- better follow-on support services to prevent further admissions to A&E.
This study is part of a larger study called ASSURED (‘Improving outcomes in patients who self-harm – Adapting and evaluating a brief psychological intervention in emergency departments’). The aim is to develop and test a new intervention for people presenting to emergency departments with self-harm.
NICE guidelines recommend that people who self-harm should be referred to a liaison psychiatry team and receive a psychosocial assessment. This approach has been shown to reduce the risk of repeat self-harm but the guideline is not widely followed. Previous work has found that only 3 in 5 (60%) people in A&E for self-harm receive the assessment. Similarly, in this study, staff said they would not necessarily refer people who self-harm to liaison psychiatry.
The researchers have analysed the psychosocial assessment for people in A&E who have self-harmed and developed a new approach to the assessment, based on the findings of this study. The new assessment is intended to help build a human connection with patients, acknowledge their distress and leave them feeling safer. Clinicians will also conduct an in-depth personalised safety plan to support the patient to manage future crises. The clinician who carries out the assessment will follow-up the patient and provide continuity of care.
The new intervention has been tested in four hospitals in London, with 60 patients taking part. The team is now recruiting for a 1,000 patient study to be carried out in 10 hospitals in London, the Midlands and the South West. This further study will determine whether the improved assessment as part of the new intervention can make a difference to patients’ experience of care and outcomes.
This study focuses on A&E departments but improvements are needed throughout primary and specialist systems to help people who self-harm.
You may be interested to read
The paper this NIHR Alert is based on: O’Keeffe S, and others. Experiences of care for self-harm in the emergency department: comparison of the perspectives of patients, carers and practitioners. BJPsych Open 2021;7:e175
Pushed from pillar to post: a report from the Samaritan’s charity on support after self-harm.
A study of risk assessments for suicide: Graney J, and others. Suicide risk assessment in UK mental health services: a national mixed-methods study. The Lancet Psychiatry 2020;7:1046-1053
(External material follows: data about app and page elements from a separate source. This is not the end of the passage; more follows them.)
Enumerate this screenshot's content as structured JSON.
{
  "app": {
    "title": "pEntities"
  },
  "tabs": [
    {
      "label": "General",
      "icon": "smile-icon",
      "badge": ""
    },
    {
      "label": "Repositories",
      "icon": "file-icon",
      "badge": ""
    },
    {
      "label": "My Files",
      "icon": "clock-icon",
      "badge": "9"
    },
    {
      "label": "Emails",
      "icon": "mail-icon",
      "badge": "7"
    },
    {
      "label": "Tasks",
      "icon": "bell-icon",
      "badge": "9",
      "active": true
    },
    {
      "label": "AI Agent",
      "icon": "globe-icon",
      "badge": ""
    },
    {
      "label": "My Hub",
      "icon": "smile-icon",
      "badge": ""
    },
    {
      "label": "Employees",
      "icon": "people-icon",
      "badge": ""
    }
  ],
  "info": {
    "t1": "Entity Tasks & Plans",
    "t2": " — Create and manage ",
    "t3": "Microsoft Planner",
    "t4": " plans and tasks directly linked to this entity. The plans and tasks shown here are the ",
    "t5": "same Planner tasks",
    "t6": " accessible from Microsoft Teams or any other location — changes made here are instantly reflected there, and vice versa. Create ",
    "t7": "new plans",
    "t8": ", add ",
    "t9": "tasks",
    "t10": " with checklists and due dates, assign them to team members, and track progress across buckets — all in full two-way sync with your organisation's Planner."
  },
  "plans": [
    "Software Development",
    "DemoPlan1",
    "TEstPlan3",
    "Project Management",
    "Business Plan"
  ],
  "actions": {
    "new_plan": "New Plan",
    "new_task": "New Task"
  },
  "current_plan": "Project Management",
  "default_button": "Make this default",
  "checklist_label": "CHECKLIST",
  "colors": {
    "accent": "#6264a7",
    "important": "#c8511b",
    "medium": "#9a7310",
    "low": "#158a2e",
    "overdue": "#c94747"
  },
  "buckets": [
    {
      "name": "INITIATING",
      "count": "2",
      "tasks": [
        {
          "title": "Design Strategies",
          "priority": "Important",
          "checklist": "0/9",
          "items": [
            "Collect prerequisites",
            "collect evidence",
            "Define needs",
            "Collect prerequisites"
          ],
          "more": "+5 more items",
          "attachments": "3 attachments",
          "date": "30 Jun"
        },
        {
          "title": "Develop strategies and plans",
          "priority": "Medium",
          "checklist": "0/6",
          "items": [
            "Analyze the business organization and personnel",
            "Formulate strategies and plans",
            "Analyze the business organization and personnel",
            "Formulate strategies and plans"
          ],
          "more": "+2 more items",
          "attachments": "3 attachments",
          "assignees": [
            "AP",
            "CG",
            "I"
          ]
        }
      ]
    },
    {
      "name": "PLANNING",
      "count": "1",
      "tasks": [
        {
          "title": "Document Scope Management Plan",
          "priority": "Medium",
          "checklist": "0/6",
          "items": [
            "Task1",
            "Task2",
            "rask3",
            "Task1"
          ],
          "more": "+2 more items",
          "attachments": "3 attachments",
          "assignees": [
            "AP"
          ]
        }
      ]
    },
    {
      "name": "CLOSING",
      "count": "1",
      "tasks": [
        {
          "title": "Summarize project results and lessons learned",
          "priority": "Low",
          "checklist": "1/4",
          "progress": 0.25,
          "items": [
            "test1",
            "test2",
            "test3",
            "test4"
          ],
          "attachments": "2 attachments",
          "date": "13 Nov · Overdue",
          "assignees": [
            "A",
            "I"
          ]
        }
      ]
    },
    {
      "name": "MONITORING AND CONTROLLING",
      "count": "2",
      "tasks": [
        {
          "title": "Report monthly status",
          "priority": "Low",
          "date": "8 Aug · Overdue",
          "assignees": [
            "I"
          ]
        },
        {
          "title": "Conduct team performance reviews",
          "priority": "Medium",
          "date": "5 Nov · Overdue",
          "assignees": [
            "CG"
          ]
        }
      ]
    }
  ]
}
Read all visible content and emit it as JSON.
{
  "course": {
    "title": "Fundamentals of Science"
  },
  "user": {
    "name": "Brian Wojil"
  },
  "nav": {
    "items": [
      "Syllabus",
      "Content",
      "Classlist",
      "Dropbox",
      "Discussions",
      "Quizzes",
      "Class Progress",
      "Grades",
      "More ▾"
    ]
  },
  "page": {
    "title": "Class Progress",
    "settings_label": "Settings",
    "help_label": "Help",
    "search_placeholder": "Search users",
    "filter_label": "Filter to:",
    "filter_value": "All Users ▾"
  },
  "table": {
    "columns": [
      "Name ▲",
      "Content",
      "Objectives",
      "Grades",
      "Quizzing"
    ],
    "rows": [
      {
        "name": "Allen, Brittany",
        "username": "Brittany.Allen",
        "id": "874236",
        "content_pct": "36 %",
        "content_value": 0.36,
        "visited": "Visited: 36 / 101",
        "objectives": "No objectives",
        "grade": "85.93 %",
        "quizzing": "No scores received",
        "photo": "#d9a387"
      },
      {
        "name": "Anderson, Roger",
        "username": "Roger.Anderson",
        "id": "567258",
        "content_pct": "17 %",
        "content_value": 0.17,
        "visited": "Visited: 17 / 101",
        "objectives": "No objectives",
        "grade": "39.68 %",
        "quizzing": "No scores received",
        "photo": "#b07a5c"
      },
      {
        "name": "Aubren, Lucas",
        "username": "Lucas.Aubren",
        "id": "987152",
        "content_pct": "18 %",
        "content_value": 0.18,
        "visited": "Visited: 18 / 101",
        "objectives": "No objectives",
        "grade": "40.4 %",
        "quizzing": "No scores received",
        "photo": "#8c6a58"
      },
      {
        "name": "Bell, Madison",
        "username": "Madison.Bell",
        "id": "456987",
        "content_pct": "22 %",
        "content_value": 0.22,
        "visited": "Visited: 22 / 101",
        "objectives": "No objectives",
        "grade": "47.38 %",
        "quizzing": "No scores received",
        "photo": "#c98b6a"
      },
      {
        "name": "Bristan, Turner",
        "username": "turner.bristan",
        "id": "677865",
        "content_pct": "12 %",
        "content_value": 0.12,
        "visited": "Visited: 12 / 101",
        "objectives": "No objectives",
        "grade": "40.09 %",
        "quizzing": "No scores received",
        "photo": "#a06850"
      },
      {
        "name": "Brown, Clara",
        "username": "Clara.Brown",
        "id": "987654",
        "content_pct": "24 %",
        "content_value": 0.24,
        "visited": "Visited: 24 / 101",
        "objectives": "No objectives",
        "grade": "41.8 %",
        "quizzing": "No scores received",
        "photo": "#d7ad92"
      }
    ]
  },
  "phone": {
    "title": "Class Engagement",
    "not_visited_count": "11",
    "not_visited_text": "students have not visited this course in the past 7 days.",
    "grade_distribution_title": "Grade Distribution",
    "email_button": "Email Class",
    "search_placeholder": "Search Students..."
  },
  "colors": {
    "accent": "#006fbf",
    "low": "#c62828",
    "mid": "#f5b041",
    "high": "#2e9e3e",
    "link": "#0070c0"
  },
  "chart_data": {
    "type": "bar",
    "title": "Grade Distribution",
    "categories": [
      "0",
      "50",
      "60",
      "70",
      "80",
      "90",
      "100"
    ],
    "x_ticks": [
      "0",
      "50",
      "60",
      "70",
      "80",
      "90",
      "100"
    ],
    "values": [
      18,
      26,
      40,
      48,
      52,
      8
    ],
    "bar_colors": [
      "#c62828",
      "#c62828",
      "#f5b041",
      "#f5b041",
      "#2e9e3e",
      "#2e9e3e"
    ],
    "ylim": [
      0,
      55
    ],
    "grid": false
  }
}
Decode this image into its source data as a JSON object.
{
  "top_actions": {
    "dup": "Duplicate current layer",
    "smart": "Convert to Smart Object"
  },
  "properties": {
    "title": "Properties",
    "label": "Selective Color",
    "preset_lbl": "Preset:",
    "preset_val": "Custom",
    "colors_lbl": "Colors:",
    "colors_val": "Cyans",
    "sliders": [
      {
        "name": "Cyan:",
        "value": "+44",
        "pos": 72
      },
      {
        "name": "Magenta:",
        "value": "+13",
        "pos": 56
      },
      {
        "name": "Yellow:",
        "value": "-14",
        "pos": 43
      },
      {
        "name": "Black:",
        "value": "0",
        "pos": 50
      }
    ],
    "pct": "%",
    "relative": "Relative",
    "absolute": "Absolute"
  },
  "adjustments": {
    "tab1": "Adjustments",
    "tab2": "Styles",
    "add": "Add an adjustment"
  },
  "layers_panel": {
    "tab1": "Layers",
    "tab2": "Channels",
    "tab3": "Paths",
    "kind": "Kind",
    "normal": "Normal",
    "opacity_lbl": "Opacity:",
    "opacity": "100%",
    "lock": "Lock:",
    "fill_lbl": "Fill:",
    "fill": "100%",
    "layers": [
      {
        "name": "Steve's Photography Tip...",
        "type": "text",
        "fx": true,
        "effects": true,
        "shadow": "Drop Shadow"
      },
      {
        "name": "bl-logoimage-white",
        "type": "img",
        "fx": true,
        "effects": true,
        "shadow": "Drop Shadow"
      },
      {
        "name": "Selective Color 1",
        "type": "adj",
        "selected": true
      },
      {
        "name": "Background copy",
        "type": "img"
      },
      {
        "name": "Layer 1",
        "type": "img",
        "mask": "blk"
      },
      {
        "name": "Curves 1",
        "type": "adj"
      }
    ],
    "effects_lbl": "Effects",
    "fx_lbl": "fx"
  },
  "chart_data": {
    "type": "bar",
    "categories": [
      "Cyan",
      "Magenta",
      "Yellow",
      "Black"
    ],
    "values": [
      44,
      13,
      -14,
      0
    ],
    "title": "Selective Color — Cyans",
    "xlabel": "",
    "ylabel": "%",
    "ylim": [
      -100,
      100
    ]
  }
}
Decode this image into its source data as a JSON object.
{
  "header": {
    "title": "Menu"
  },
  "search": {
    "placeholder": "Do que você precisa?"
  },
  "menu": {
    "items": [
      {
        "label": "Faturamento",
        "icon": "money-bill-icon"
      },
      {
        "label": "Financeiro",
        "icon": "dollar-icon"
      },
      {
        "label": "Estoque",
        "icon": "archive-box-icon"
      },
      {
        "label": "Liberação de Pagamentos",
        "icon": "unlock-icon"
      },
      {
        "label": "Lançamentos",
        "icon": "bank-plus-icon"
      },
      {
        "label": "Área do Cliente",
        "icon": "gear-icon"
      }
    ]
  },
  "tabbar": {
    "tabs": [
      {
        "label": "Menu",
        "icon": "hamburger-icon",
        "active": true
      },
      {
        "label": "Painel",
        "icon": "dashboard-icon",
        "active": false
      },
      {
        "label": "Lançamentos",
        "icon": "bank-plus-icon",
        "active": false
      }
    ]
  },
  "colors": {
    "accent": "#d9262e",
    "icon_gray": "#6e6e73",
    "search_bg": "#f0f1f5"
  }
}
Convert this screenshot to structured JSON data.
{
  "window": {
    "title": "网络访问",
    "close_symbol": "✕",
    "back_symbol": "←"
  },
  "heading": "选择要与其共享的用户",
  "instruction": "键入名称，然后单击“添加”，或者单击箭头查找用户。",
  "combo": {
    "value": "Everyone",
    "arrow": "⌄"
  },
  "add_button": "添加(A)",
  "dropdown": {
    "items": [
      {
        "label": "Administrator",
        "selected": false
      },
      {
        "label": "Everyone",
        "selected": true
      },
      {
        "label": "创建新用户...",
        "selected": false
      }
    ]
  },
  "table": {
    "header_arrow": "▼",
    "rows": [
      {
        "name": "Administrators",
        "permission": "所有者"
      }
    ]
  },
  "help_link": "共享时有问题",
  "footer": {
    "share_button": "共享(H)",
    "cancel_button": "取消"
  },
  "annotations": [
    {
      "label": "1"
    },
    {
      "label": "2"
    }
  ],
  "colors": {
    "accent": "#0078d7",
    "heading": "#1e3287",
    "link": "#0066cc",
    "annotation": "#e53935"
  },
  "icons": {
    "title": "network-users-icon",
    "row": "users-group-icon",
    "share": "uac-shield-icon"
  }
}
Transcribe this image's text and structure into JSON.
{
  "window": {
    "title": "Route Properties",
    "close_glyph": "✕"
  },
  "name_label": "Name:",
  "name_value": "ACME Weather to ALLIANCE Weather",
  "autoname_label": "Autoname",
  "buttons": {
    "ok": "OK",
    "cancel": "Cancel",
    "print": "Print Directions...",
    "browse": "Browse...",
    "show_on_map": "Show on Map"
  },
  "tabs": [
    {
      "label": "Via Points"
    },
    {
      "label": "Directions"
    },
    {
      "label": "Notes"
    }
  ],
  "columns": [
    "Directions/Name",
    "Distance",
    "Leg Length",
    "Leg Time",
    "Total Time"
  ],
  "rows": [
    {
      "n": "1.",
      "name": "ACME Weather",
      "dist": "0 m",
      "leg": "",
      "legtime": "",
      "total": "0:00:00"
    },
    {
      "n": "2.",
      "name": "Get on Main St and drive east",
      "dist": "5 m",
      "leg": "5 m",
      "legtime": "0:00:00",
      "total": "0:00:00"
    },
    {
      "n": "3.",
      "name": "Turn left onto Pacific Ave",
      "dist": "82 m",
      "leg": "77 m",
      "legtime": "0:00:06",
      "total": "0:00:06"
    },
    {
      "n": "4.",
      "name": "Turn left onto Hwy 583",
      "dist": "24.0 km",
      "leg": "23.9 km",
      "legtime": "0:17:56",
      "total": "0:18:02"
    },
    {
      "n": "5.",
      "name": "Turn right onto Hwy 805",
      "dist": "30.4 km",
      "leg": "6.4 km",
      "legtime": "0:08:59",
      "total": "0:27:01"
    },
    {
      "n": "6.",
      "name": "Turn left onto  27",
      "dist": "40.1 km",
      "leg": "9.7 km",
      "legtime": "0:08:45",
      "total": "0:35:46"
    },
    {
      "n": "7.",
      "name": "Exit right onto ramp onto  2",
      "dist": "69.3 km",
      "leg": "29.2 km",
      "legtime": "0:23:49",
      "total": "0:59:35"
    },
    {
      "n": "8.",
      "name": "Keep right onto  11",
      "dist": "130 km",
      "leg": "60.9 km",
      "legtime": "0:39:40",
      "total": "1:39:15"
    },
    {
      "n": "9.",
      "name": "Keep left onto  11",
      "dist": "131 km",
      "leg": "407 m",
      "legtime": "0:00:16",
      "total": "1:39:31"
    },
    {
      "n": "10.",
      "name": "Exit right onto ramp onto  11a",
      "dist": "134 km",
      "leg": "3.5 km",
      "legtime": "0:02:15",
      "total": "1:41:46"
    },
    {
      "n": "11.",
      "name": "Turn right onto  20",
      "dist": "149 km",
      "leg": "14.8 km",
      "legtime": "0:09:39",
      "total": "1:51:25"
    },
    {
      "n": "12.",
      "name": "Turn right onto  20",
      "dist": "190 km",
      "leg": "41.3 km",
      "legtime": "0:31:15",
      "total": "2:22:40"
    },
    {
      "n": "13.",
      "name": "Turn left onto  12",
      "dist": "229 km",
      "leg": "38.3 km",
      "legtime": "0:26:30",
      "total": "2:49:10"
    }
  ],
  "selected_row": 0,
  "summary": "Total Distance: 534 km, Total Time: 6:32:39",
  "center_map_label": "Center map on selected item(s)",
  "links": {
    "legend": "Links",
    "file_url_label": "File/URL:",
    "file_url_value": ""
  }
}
A study on brief psychological treatments for people at risk of suicide: McCabe R, and others. Effectiveness of brief psychological interventions for suicidal presentations: a systematic review. BMC Psychiatry 2018;18:1-13
A study on trends in primary care-recorded self-harm throughout the first year of the Covid-19 pandemic: Steeg S, and others. Temporal trends in primary care-recorded self-harm during and beyond the first year of the COVID-19 pandemic: Time series analysis of electronic healthcare records for 2.8 million patients in the Greater Manchester Care Record. EClinicalMedicine 2021;41:101175
A paper identifying factors that contribute to positive experiences of therapy: Sass C, and others. Valued attributes of professional support for people who repeatedly self-harm: A systematic review and meta-synthesis of first-hand accounts. International Journal of Mental Health Nursing 2022;31:424–441
A review of first-person accounts of what has helped to reduce or stop self-harm: Brennan C A, and others. What helps people to reduce or stop self-harm? A systematic review and meta-synthesis of first-hand accounts. Journal of Public Health 2022;fdac022
Research exploring help-seeking for self-harm during the COVID-19 pandemic: Sass C, and others. “They have more than enough to do than patch up people like me.” Experiences of seeking support for self harm in lockdown during the COVID-19 pandemic. Journal of Psychiatric and Mental Health Nursing 2022; doi: 10.1111/jpm.12834
Funding: This research was funded by the NIHR Programme Grants for Applied Research.
Conflicts of Interest: The study authors declare no conflicts of interest.
Disclaimer: NIHR Alerts are not a substitute for professional medical advice. They provide information about research which is funded or supported by the NIHR. Please note that views expressed in NIHR Alerts are those of the author(s) and reviewer(s) and not necessarily those of the NHS, the NIHR or the Department of Health and Social Care.